Very fun comic produced in my old ‘hood, especially liked the art. The concept is basically Captain Marvel but as a local Rotterdam superhero. The two stories by Johan de Neef is executed very well. A bit too gag-like for my taste, but still very entertaining. But as said: mayor props go out to Boykoesh, this young artist I met at Breda yesterday. He does some great cartoony and extremely dynamic stuff, which gives the book an action packed feeling. His art is topped with very confident, clean line-work and beautiful greytones. Also, this guy does some distinctive personalities and facial expressions: There are a couple B-list Dutch celebrities in there (Tatjana Simic and Marijke Helwegen) and while depicting them very cartoony, he retains their distinctive facial features. Recommended for everyone who loves Rotterdam (look for such Rotterdam celebs as Erasmus, Bokito as well as the Euromast, and both Sparta and Feyenoord jerseys), or a tongue-in-cheek superhero parody.
8. Batgirl #1 (DC comics)                                                                                                           7
Oh, so that’s how they explain away the paralysis. I for one have no problem at all with this explanation for Barbara walking again. While it doesn’t happen often, some people do regain the use of their legs, after severe spinal cord injury. Plus, the reboot has shortened the time that she’s spent in the chair and it’s also implied that she’s still not totally comfortable on her legs. Having gotten that out of the way, there’s nothing keeping me interested here. Until……we see Barbara freeze up when she gets a gun pointed at her. She’s afraid of being crippled again. Interesting, a superhero afraid of guns… Still wondering about the new DC timeline though…
9. ACE #1 (DROP comics)                                                                                                       6.8
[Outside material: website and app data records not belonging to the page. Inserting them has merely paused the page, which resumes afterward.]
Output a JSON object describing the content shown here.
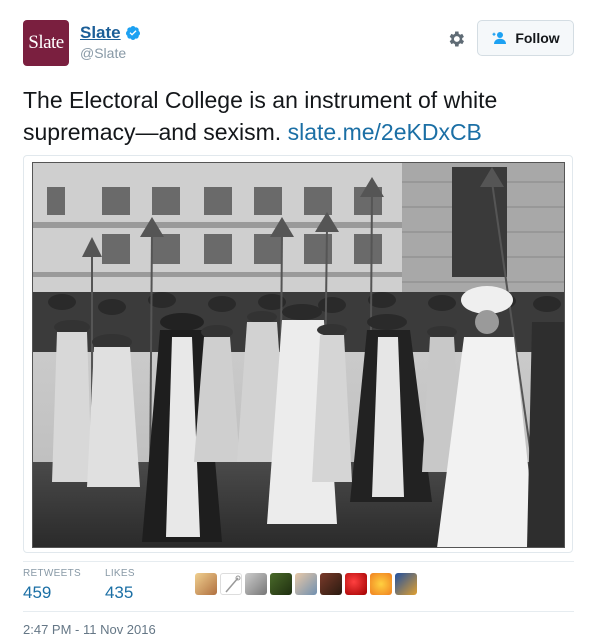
{
  "account": {
    "avatar_text": "Slate",
    "display_name": "Slate",
    "handle": "@Slate",
    "verified_icon": "verified-badge-icon",
    "brand_color": "#7a1f3f"
  },
  "actions": {
    "settings_icon": "gear-icon",
    "follow_icon": "add-user-icon",
    "follow_label": "Follow"
  },
  "tweet": {
    "text": "The Electoral College is an instrument of white supremacy—and sexism.",
    "link": "slate.me/2eKDxCB",
    "link_color": "#1b6fa5"
  },
  "stats": {
    "retweets_label": "RETWEETS",
    "retweets_value": "459",
    "likes_label": "LIKES",
    "likes_value": "435"
  },
  "likers": [
    "avatar-1",
    "avatar-2",
    "avatar-3",
    "avatar-4",
    "avatar-5",
    "avatar-6",
    "avatar-7",
    "avatar-8",
    "avatar-9"
  ],
  "timestamp": "2:47 PM - 11 Nov 2016"
}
Compared to the zero issue, the art has improved a lot. In this issue Ranjit shows a bold, confident line, which I like a lot better. Writing-wise there are big improvements too, basically the blockbuster movie continues. The ACE team (Action Committee Extraordinary), with all kind of sexy recruits and mysterious superpowers (a multiple man, good fighting guy, a healer, a telepath etc) investigating and taking action against a really bad guy and his corporation. This hits on all the notes, funny, action, sexy… Some minor things though, the lettering in the word balloons fits a little too tight. Also, sometimes things are happening off panel and it’s not entirely clear what’s happening… Still I am very impressed with this early foray into independent comics publishing. If every issue keeps getting better as much as it did between issues zero and one, this will end up as a damned good comic and a strong product for DROP comics to show their skills. This also has me very interested in the rest of their titles.
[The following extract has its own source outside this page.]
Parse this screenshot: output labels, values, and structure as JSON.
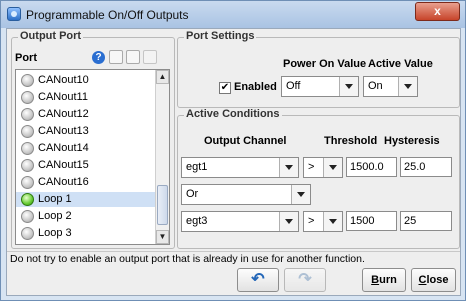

10. ACE #0 (DROP comics)                                                                                                    6.3
Back in 2009, this was one of the fist comics out of the Dutch DROP comics studio by Gert-Jan van Oosten and his talented collaborators, and it kinda feels like that. ACE has a very interesting premise of an anti terrorist strike force with superhuman abilities. This basically reads like a big blockbuster movie filled with action (…duh…), car chases, sexy women and a funny bit every now and then. While it was very entertaining, and I liked the art by Ranjit Domisse (think of J. Scott Cambell) and the layouts, I thought the inks and dialogues where a bit rough. Hopefully this will get better. A refreshing detail is that this story plays out in the Netherlands, so expect to see a lot of Dutch scenery.